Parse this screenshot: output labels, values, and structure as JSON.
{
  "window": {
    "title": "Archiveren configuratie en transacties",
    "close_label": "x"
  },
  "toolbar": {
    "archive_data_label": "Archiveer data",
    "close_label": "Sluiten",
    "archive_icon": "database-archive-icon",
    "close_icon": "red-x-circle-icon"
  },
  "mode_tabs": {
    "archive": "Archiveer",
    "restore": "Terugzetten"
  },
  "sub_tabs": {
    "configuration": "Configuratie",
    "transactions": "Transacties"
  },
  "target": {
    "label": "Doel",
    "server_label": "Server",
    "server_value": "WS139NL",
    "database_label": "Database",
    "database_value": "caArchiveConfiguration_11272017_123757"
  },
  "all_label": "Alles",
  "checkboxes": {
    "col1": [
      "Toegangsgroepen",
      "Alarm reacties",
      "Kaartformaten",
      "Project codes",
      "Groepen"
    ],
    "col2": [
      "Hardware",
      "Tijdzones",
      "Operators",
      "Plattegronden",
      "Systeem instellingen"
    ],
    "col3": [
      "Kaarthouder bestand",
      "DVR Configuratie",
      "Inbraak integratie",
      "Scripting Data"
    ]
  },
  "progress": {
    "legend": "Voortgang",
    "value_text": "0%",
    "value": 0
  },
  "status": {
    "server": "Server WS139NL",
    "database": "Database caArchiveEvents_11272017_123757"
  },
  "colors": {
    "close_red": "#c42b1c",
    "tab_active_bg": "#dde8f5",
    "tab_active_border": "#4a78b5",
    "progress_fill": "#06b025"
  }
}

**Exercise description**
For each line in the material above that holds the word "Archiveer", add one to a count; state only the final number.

**Task output**
2